THE CAROLINA JOURNAL: NC Senate education leaders move to boost Opportunity Scholarships
Senate Republicans have proposed an ambitious expansion of the Opportunity Scholarship Program, opening the private school scholarships to all North Carolina families in a tiered system based on household income. Senate Bill 406, Choose Your School, Choose Your Future, is sponsored by three the Senate Education Committee chairs — Sens. Michael Lee, R-New Hanover, Lisa Barnes, R-Nash, and Amy Galey, R-Alamance.


WINSTON-SALEM JOURNAL: Proposed NC House budget puts non-financial focus on education, public health
Ever since Republican legislative leaders tied Medicaid expansion funding to the 2023-24 state budget, there has been fretting among expansion advocates about what controversial non-financial language may be inserted into the bill. The proposed House appropriations bill, disclosed for the first time at the committee level Thursday, appears to contain primarily Republican education and public-health policy priorities. The Senate budget proposal has not been disclosed publicly.

THE CAROLINA JOURNAL: House budget item could influence upcoming NC court elections
One provision in the N.C. House’s 415-page budget plan could play a role in upcoming elections for the state’s two highest courts. “No justice or judge of the appellate division of the General Court of Justice may continue in office beyond the last day of the month in which the justice or judge attains 76 years of age,” according to the provision on page 272 of House Bill 259.


ABC11: ‘Urgency is now.’ Nurses walk to NC legislature, ask lawmakers to do more, renew push for ‘SAVE ACT’
On Tuesday, the North Carolina Nurses Association held their annual Day at the Legislature to advocate for some of the recent issues that have plagued the nursing industry. The 800 attendees began at the Raleigh Convention Center, before walking up Salisbury Street to the Halifax Mall to hear from legislators, and then hold meetings with their representatives. The event hasn’t been held in person since 2019 due to the pandemic, which also brought major disruptions to the industry nationwide.


WUNC: This week in NC politics: Lawmakers override handgun permit requirement bill
This week, lawmakers voted to override Gov. Roy Cooper’s veto of a bill that repeals the state’s handgun permit requirement. Proponents of the bill say the permit is an outdated infringement on the second amendment, while opponents counter that the new law eliminates a common sense safeguard that keeps away guns from dangerous individuals. The override vote happened with a group of schoolchildren in attendance — a painfully ironic reminder of the latest school shooting that took place in Nashville this week. This override is the first of a Cooper veto since December 2018.
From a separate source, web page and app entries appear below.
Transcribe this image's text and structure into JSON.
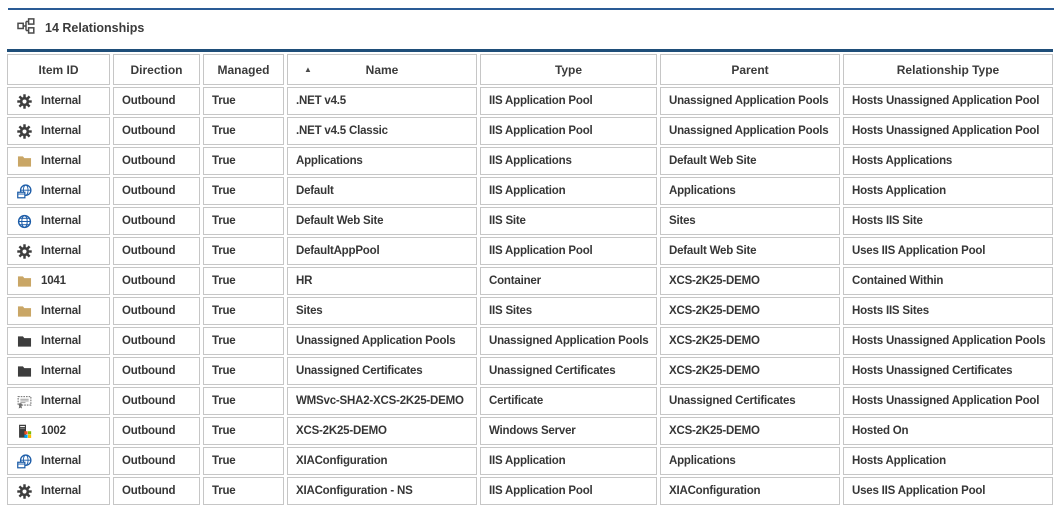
{
  "header": {
    "icon": "relationships-icon",
    "title": "14 Relationships"
  },
  "colors": {
    "accent_rule": "#2a5b95",
    "table_top_border": "#1f4e79",
    "cell_border": "#c6c6c6",
    "text": "#3a3a3a",
    "folder_tan": "#c9a666",
    "icon_dark": "#3d3d3d",
    "icon_blue": "#1d5da8"
  },
  "table": {
    "columns": [
      {
        "key": "item_id",
        "label": "Item ID"
      },
      {
        "key": "direction",
        "label": "Direction"
      },
      {
        "key": "managed",
        "label": "Managed"
      },
      {
        "key": "name",
        "label": "Name",
        "sorted": true,
        "sort_glyph": "▲"
      },
      {
        "key": "type",
        "label": "Type"
      },
      {
        "key": "parent",
        "label": "Parent"
      },
      {
        "key": "relationship_type",
        "label": "Relationship Type"
      }
    ],
    "rows": [
      {
        "icon": "gear-icon",
        "item_id": "Internal",
        "direction": "Outbound",
        "managed": "True",
        "name": ".NET v4.5",
        "type": "IIS Application Pool",
        "parent": "Unassigned Application Pools",
        "relationship_type": "Hosts Unassigned Application Pool"
      },
      {
        "icon": "gear-icon",
        "item_id": "Internal",
        "direction": "Outbound",
        "managed": "True",
        "name": ".NET v4.5 Classic",
        "type": "IIS Application Pool",
        "parent": "Unassigned Application Pools",
        "relationship_type": "Hosts Unassigned Application Pool"
      },
      {
        "icon": "folder-icon",
        "item_id": "Internal",
        "direction": "Outbound",
        "managed": "True",
        "name": "Applications",
        "type": "IIS Applications",
        "parent": "Default Web Site",
        "relationship_type": "Hosts Applications"
      },
      {
        "icon": "web-application-icon",
        "item_id": "Internal",
        "direction": "Outbound",
        "managed": "True",
        "name": "Default",
        "type": "IIS Application",
        "parent": "Applications",
        "relationship_type": "Hosts Application"
      },
      {
        "icon": "globe-icon",
        "item_id": "Internal",
        "direction": "Outbound",
        "managed": "True",
        "name": "Default Web Site",
        "type": "IIS Site",
        "parent": "Sites",
        "relationship_type": "Hosts IIS Site"
      },
      {
        "icon": "gear-icon",
        "item_id": "Internal",
        "direction": "Outbound",
        "managed": "True",
        "name": "DefaultAppPool",
        "type": "IIS Application Pool",
        "parent": "Default Web Site",
        "relationship_type": "Uses IIS Application Pool"
      },
      {
        "icon": "folder-icon",
        "item_id": "1041",
        "direction": "Outbound",
        "managed": "True",
        "name": "HR",
        "type": "Container",
        "parent": "XCS-2K25-DEMO",
        "relationship_type": "Contained Within"
      },
      {
        "icon": "folder-icon",
        "item_id": "Internal",
        "direction": "Outbound",
        "managed": "True",
        "name": "Sites",
        "type": "IIS Sites",
        "parent": "XCS-2K25-DEMO",
        "relationship_type": "Hosts IIS Sites"
      },
      {
        "icon": "folder-dark-icon",
        "item_id": "Internal",
        "direction": "Outbound",
        "managed": "True",
        "name": "Unassigned Application Pools",
        "type": "Unassigned Application Pools",
        "parent": "XCS-2K25-DEMO",
        "relationship_type": "Hosts Unassigned Application Pools"
      },
      {
        "icon": "folder-dark-icon",
        "item_id": "Internal",
        "direction": "Outbound",
        "managed": "True",
        "name": "Unassigned Certificates",
        "type": "Unassigned Certificates",
        "parent": "XCS-2K25-DEMO",
        "relationship_type": "Hosts Unassigned Certificates"
      },
      {
        "icon": "certificate-icon",
        "item_id": "Internal",
        "direction": "Outbound",
        "managed": "True",
        "name": "WMSvc-SHA2-XCS-2K25-DEMO",
        "type": "Certificate",
        "parent": "Unassigned Certificates",
        "relationship_type": "Hosts Unassigned Application Pool"
      },
      {
        "icon": "windows-server-icon",
        "item_id": "1002",
        "direction": "Outbound",
        "managed": "True",
        "name": "XCS-2K25-DEMO",
        "type": "Windows Server",
        "parent": "XCS-2K25-DEMO",
        "relationship_type": "Hosted On"
      },
      {
        "icon": "web-application-icon",
        "item_id": "Internal",
        "direction": "Outbound",
        "managed": "True",
        "name": "XIAConfiguration",
        "type": "IIS Application",
        "parent": "Applications",
        "relationship_type": "Hosts Application"
      },
      {
        "icon": "gear-icon",
        "item_id": "Internal",
        "direction": "Outbound",
        "managed": "True",
        "name": "XIAConfiguration - NS",
        "type": "IIS Application Pool",
        "parent": "XIAConfiguration",
        "relationship_type": "Uses IIS Application Pool"
      }
    ]
  }
}
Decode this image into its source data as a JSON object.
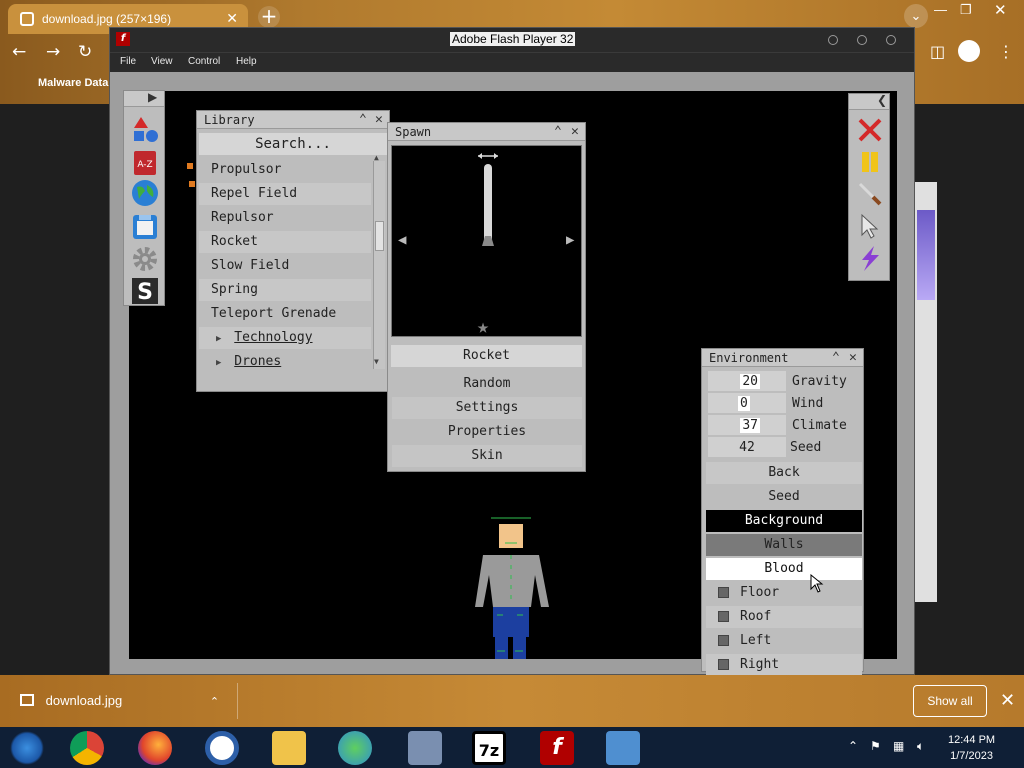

SPECTRUM NEWS 1: Bill would force N.C. sheriffs to help immigration authorities: 5 things to know
A bill to require North Carolina sheriffs to cooperate with immigration officials passed the state House this week. The Senate could take it up as soon as next week. The Republican-controlled General Assembly passed a similar bill last year, but Gov. Roy Cooper vetoed the legislation. But the GOP strengthened the party’s majority in the legislature with the last election, giving them a better chance at overriding the governor’s veto this session.


SPECTRUM NEWS 1: N.C. DMV starts new license policy for some immigrants
North Carolina’s Division of Motor Vehicles will now issue full-term driver’s licenses to more immigrants with permanent or indefinite residential status in the country after a ruling that implements a new policy. State Transportation Secretary Eric Boyette ruled last week on a petition filed in December by advocacy groups on behalf of three non-U.S. citizens who had been issued limited-term licenses by the DMV despite such status types.